Preparing is everything.

As the saying goes, ‘fail to prepare and prepare to fail’ – as obvious as it sounds, this is absolutely true! If you don’t feel confident to answer questions or further explain something you’ve said, the chances are you’re unprepared. Spend some time getting to know the topic you’re covering; read up on the client via their owned channels, check out any recent media coverage, flick through a book on the topic, or (my personal favourite) watch one of the thousands of educational videos available on YouTube.

As a bit of a bookworm, I find my confidence skyrockets when I enter a room armed with information… and to be honest, I often find that I have picked up a fact or piece of information that even the expert in the room doesn’t know (extra brownie points for you).

Understand what you’re saying.

As publicists and communication experts, we often need to work with clients in a field or industry that we are not overly familiar with. It’s part of the job and one of the biggest challenges we face every day – how are you supposed to explain or ‘sell’ something you don’t understand yourself?

It’s simple, really. Learn to talk about the topic/client/product in a way that you understand – don’t worry too much about how it was originally briefed, or written in a book, or explained by an industry professional. When you know what you’re talking about and could explain to almost anyone, you immediately seem more confident and those around you feel like they are in safe hands (because they are!).

One of the perks of being a publicist is that you very quickly become the person who knows something about everything – motor sports? Here’s the results for the latest Supercars event. Mining? Here’s a great article I read this morning on employment within the industry. Disability in the community? There’s a festival launching in April aimed at people of all abilities.

Practise your presentation skills.

The tone and pace of someone’s voice is one of the easiest ways to pick up on nerves. Are you churning through words at light speed or finishing every sentence with that incredibly annoying habit of rising inflection?

As a naturally fast and animated speaker, I struggled with this for a long time, rushing through presentations and tripping over my words. Over the years, I have worked hard to hone this skill by actively slowing down my speech, enunciating words and managing my tone. I also had to train myself to conquer my fear of pauses – these are a fantastic time for the person you are speaking with to process what you’ve said, ask questions or for you to regroup before continuing.

While you might still be nervous when giving a big presentation (like most people are, regardless of their experience), the only person in the room who will know is you.

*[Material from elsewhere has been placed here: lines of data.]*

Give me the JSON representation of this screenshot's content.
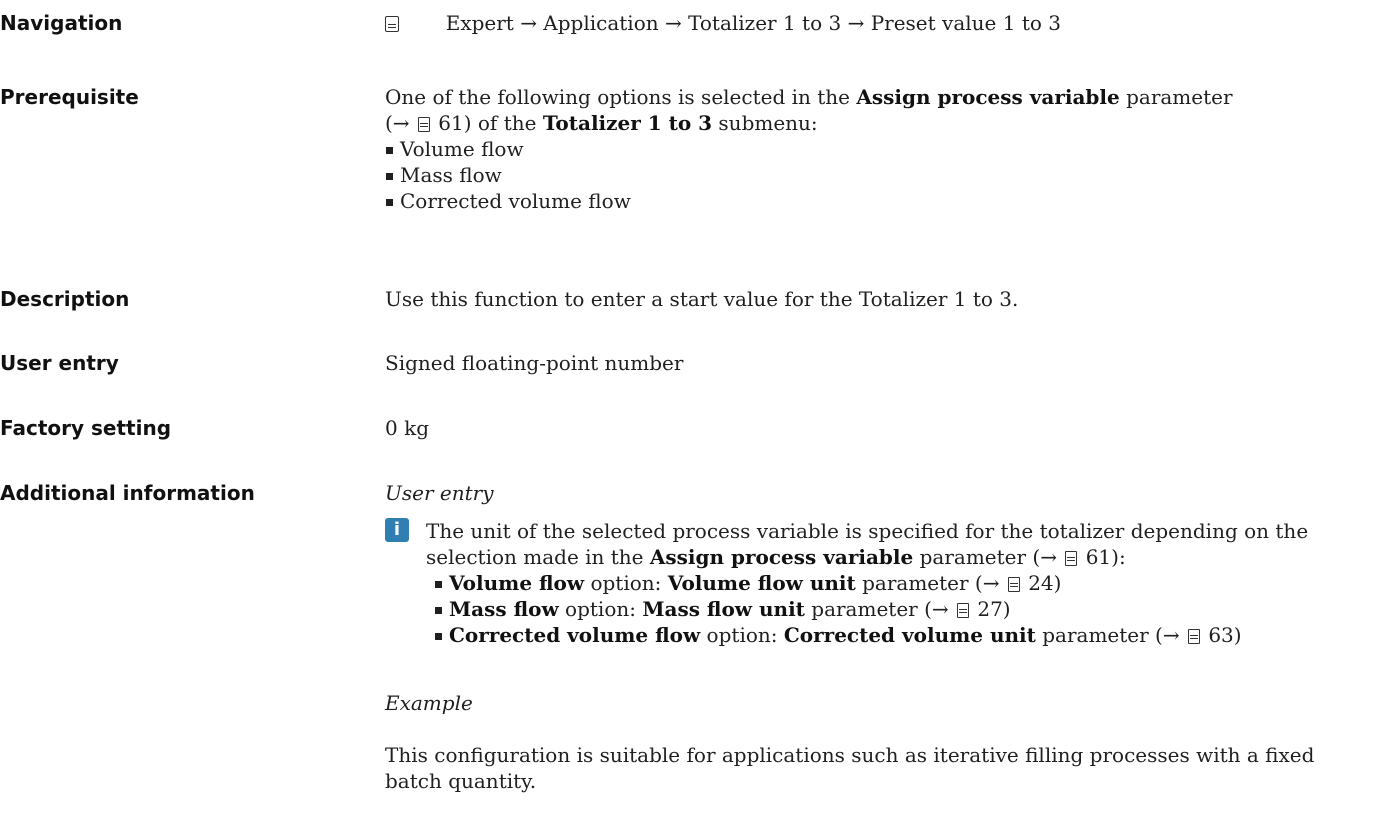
{
  "navigation": {
    "label": "Navigation",
    "path": "Expert → Application → Totalizer 1 to 3 → Preset value 1 to 3"
  },
  "prerequisite": {
    "label": "Prerequisite",
    "line1_pre": "One of the following options is selected in the ",
    "line1_bold": "Assign process variable",
    "line1_post": " parameter",
    "line2_pre": "(→ ",
    "line2_page": "61",
    "line2_mid": ") of the ",
    "line2_bold": "Totalizer 1 to 3",
    "line2_post": " submenu:",
    "options": [
      "Volume flow",
      "Mass flow",
      "Corrected volume flow"
    ]
  },
  "description": {
    "label": "Description",
    "text": "Use this function to enter a start value for the Totalizer 1 to 3."
  },
  "user_entry": {
    "label": "User entry",
    "text": "Signed floating-point number"
  },
  "factory_setting": {
    "label": "Factory setting",
    "text": "0 kg"
  },
  "additional_information": {
    "label": "Additional information",
    "sub1": "User entry",
    "info_line1": "The unit of the selected process variable is specified for the totalizer depending on the",
    "info_line2_pre": "selection made in the ",
    "info_line2_bold": "Assign process variable",
    "info_line2_post": " parameter (→ ",
    "info_line2_page": "61",
    "info_line2_end": "):",
    "items": [
      {
        "opt": "Volume flow",
        "mid": " option: ",
        "param": "Volume flow unit",
        "post": " parameter (→ ",
        "page": "24",
        "end": ")"
      },
      {
        "opt": "Mass flow",
        "mid": " option: ",
        "param": "Mass flow unit",
        "post": " parameter (→ ",
        "page": "27",
        "end": ")"
      },
      {
        "opt": "Corrected volume flow",
        "mid": " option: ",
        "param": "Corrected volume unit",
        "post": " parameter (→ ",
        "page": "63",
        "end": ")"
      }
    ],
    "sub2": "Example",
    "example_line1": "This configuration is suitable for applications such as iterative filling processes with a fixed",
    "example_line2": "batch quantity."
  }
}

Talk to your mentors.

If there’s something specific that’s knocking your confidence, the very best way to address it is head on. Sure, the feedback you receive might be difficult to hear, but it’s often the harshest feedback that helps us the most in the long run. Worried that your body language might be off? Ask someone to observe you next time you’re speaking to a group. Noticing that you often need to repeat yourself when speaking over the phone? Ask someone to listen in on your next conversation and see whether you’re speaking too quickly.

Once you identify areas for improvement, you can work on them one at a time until your delivery is crystal-clear, passionate and bang-on every single time.

A blog post by Natalie Ogbourne, Senior Account Executive at P4 Group.